> **YOUR TASK**
All of the data below is to be copied exactly.

# # # # #

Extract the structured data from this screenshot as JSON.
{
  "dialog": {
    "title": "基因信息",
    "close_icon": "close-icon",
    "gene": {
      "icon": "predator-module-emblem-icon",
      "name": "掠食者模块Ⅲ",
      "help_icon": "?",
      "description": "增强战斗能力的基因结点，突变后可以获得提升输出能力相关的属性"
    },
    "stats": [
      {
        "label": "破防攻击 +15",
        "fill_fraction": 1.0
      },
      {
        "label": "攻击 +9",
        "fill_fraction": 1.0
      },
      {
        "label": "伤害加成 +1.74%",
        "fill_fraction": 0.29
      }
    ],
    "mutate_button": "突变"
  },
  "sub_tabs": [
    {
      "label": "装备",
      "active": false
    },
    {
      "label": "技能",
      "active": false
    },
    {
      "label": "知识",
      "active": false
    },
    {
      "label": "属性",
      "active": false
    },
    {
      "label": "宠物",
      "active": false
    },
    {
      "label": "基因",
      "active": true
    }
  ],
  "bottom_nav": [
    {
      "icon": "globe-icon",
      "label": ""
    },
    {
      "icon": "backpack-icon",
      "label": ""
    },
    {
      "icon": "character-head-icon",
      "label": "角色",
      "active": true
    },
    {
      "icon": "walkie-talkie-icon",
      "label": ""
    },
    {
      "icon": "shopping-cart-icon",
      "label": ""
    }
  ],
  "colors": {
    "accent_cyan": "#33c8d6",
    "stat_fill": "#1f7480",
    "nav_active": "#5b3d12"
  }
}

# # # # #

> **RESULT BELOW**
Extract the structured data from this screenshot as JSON.
{
  "dialog": {
    "title": "基因信息",
    "close_icon": "close-icon",
    "gene": {
      "icon": "predator-module-emblem-icon",
      "name": "掠食者模块Ⅲ",
      "help_icon": "?",
      "description": "增强战斗能力的基因结点，突变后可以获得提升输出能力相关的属性"
    },
    "stats": [
      {
        "label": "破防攻击 +15",
        "fill_fraction": 1.0
      },
      {
        "label": "攻击 +9",
        "fill_fraction": 1.0
      },
      {
        "label": "伤害加成 +1.74%",
        "fill_fraction": 0.29
      }
    ],
    "mutate_button": "突变"
  },
  "sub_tabs": [
    {
      "label": "装备",
      "active": false
    },
    {
      "label": "技能",
      "active": false
    },
    {
      "label": "知识",
      "active": false
    },
    {
      "label": "属性",
      "active": false
    },
    {
      "label": "宠物",
      "active": false
    },
    {
      "label": "基因",
      "active": true
    }
  ],
  "bottom_nav": [
    {
      "icon": "globe-icon",
      "label": ""
    },
    {
      "icon": "backpack-icon",
      "label": ""
    },
    {
      "icon": "character-head-icon",
      "label": "角色",
      "active": true
    },
    {
      "icon": "walkie-talkie-icon",
      "label": ""
    },
    {
      "icon": "shopping-cart-icon",
      "label": ""
    }
  ],
  "colors": {
    "accent_cyan": "#33c8d6",
    "stat_fill": "#1f7480",
    "nav_active": "#5b3d12"
  }
}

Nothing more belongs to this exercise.